If someone had told us that this restaurant was owned by partners Mario Batali and Joe Bastianich, restaurateurs with far-reaching empires including wineries, we probably would have passed, discounting the hype these two always receive with rave reviews that only served to disappoint at two previous encounters at restaurants they own in New York City and Kansas City.  However,  Osteria Mozza, which opened in July 2007, and was nominated as Best New Restaurant by the James Beard Foundation  that year and recipient of one Michelin star, does not disappoint!
  You probably will not find an osteria this side of  Italy that is more fun, high-spirited, and serious about serving only the very best gourmet creations.  Next door is the smaller, more casual Pizzeria Mozza, which we hope to try the next time we are in town.  Perhaps it is because Nancy Silverton has entered into a partnership with the more famous Batali and Bastianich that this is the best riff on Italian cuisine we have enjoyed in a very long time.

Bar Pintxo: In a pinch

Recently on a trip to LA we embarked on a culinary adventure beginning with a cooking demo by Bar Pintxo Chef David Planowski   at Surfas, a gourmet kitchen supply store in Culver City.  Recently rated as one of the top 10 bars/tapas restaurants by Los Angeles Magazine, we wanted to check it out for ourselves by sampling at the demo.  Surfas had about fifty participants with several audience volunteers helping Chef David with an unforgettable gazpacho, including his secrets: squeezing the tomatoes and cucumbers to get maximum juice and the variability of  his standard vinaigrette (has to do with the mustard options).

  At Bar Pintxo in Santa Monica we tried a delectable array of small plates and had a chance to talk with Chef David about some of his dishes.  “Pintxo” in Basque (pronounced “pinch-o”) refers to small plates that are speared with a toothpick or skewer and usually a bit smaller than tapas. Although we are tapas addicts, I can’t say that most of the pintxos were smaller than the tapas plates we sample in San Francisco and New York.  We thought the restaurant was generous with proportions.  Some of the menu items we had not seen at other establishments before: dates with smoked bacon and valdeon cheese,  crab with citrus essence and avocado cream, seared calamari salad with pickled radishes, albondigas (lamb meatballs) filled with pickled grapes, on a bed of spinach with pumpkin seeds. and snap peas with fresh mint. We did have some dishes we have tried elsewhere as well:  grilled octopus with fingerling potatoes and infused olive oil (a little stingy with the octopus, I thought), chorizo with tomatoes, white asparagus with romesco sauce , and jamon serrano and jamon iberico We finished off with a strawberry ginger flan that was an original interpretation of the classic dessert with just the right combination of fruity sourness and gingery tang.

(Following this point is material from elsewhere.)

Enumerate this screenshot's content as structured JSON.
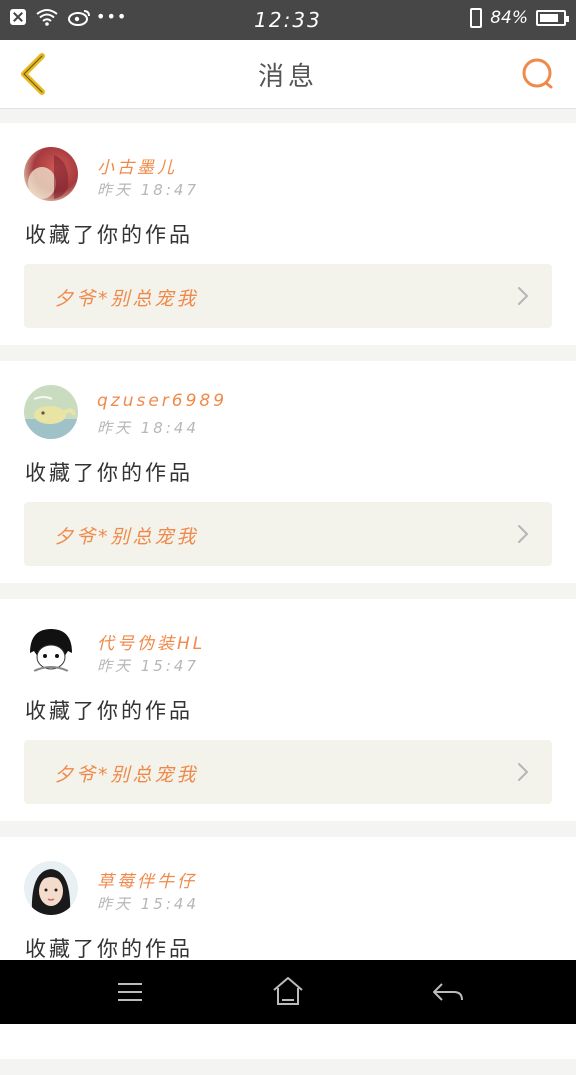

Chef David explained to us that he loved experimenting and changed the menu often.  So, Bar Pintxo is a keeper if you find yourselves walking along the beautiful Santa Monica beach and want to have a delightful and unpretentious meal of  Spanish small plates this side of Madrid and San Sebastian!  Bar Pintxo’s also has an unbelievable wine list , including some difficult-to-find Penedes cava.  Try Bar Pintxo’s –you’ll love it!